Start Tax Planning During Tax Preparation Season: 01:32
Qualified Charitable Distributions: 03:10
CPA & CFP® Working Together: 04:34
Interest Income: 08:13
Tax Bracket Planning: 09:19
Social Security & Taxes: 11:20
Donor-Advised Funds: 14:53
Communication is Key: 18:06
Resources Mentioned in this Podcast
Investment advisory services offered through Modern Wealth Management, Inc., an SEC Registered Investment Adviser.
The views expressed represent the opinion of Modern Wealth Management an SEC Registered Investment Advisor. Information provided is for illustrative purposes only and does not constitute investment, tax, or legal advice. Modern Wealth Management does not accept any liability for the use of the information discussed.

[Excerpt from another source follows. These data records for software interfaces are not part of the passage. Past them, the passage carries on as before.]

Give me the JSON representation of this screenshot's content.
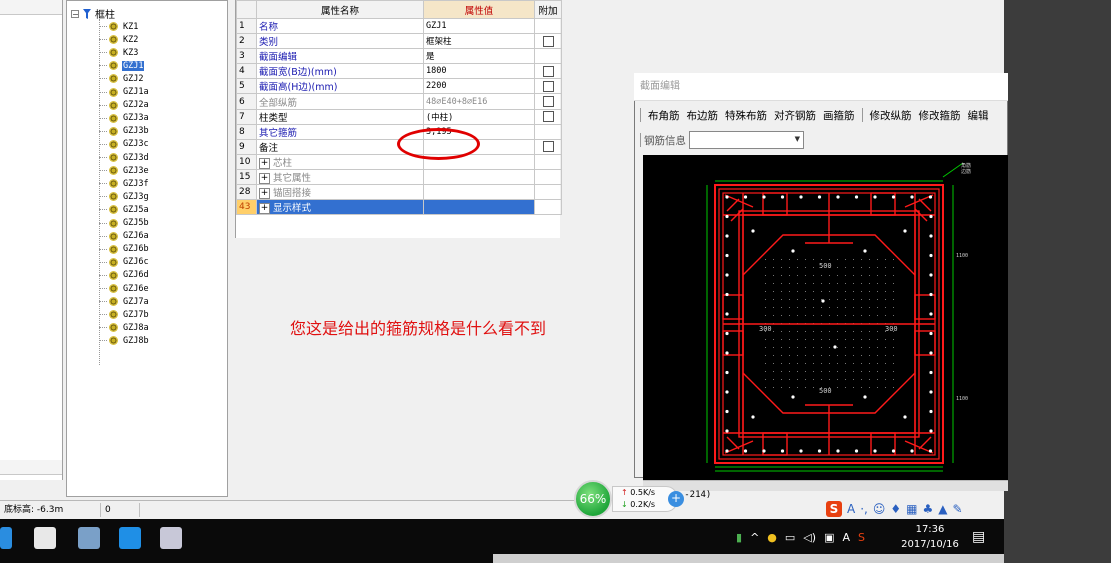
{
  "tree": {
    "root_label": "框柱",
    "items": [
      "KZ1",
      "KZ2",
      "KZ3",
      "GZJ1",
      "GZJ2",
      "GZJ1a",
      "GZJ2a",
      "GZJ3a",
      "GZJ3b",
      "GZJ3c",
      "GZJ3d",
      "GZJ3e",
      "GZJ3f",
      "GZJ3g",
      "GZJ5a",
      "GZJ5b",
      "GZJ6a",
      "GZJ6b",
      "GZJ6c",
      "GZJ6d",
      "GZJ6e",
      "GZJ7a",
      "GZJ7b",
      "GZJ8a",
      "GZJ8b"
    ],
    "selected": "GZJ1"
  },
  "grid": {
    "header_name": "属性名称",
    "header_value": "属性值",
    "header_extra": "附加",
    "rows": [
      {
        "idx": "1",
        "name": "名称",
        "value": "GZJ1",
        "checkbox": false
      },
      {
        "idx": "2",
        "name": "类别",
        "value": "框架柱",
        "checkbox": true
      },
      {
        "idx": "3",
        "name": "截面编辑",
        "value": "是",
        "checkbox": false
      },
      {
        "idx": "4",
        "name": "截面宽(B边)(mm)",
        "value": "1800",
        "checkbox": true
      },
      {
        "idx": "5",
        "name": "截面高(H边)(mm)",
        "value": "2200",
        "checkbox": true
      },
      {
        "idx": "6",
        "name": "全部纵筋",
        "value": "48⌀E40+8⌀E16",
        "checkbox": true
      },
      {
        "idx": "7",
        "name": "柱类型",
        "value": "(中柱)",
        "checkbox": true
      },
      {
        "idx": "8",
        "name": "其它箍筋",
        "value": "3,195",
        "checkbox": false
      },
      {
        "idx": "9",
        "name": "备注",
        "value": "",
        "checkbox": true
      },
      {
        "idx": "10",
        "name": "芯柱",
        "value": "",
        "checkbox": false
      },
      {
        "idx": "15",
        "name": "其它属性",
        "value": "",
        "checkbox": false
      },
      {
        "idx": "28",
        "name": "锚固搭接",
        "value": "",
        "checkbox": false
      },
      {
        "idx": "43",
        "name": "显示样式",
        "value": "",
        "checkbox": false
      }
    ]
  },
  "annotation": "您这是给出的箍筋规格是什么看不到",
  "dialog": {
    "title": "截面编辑",
    "toolbar": [
      "布角筋",
      "布边筋",
      "特殊布筋",
      "对齐钢筋",
      "画箍筋",
      "修改纵筋",
      "修改箍筋",
      "编辑"
    ],
    "info_label": "钢筋信息",
    "canvas_labels": {
      "dim_top": "500",
      "dim_bottom": "500",
      "dim_left": "300",
      "dim_right": "300",
      "side_top": "1100",
      "side_bottom": "1100",
      "legend_1": "角筋",
      "legend_2": "边筋"
    },
    "coord_text": "X: -214)"
  },
  "status": {
    "base_elevation": "底标高: -6.3m",
    "value": "0"
  },
  "speed": {
    "percent": "66%",
    "up": "0.5K/s",
    "down": "0.2K/s"
  },
  "ime": {
    "a_label": "A"
  },
  "tray": {
    "a_label": "A"
  },
  "clock": {
    "time": "17:36",
    "date": "2017/10/16"
  },
  "colors": {
    "rebar": "#ff1a1a",
    "canvas_bg": "#000000",
    "dim_line": "#00c800",
    "selection": "#3370d0",
    "annotation": "#e01010"
  }
}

Consult with a qualified financial, legal, or tax professional prior to taking any action.
Investment advisory services offered through Modern Wealth Management, Inc., an SEC Registered Investment Adviser.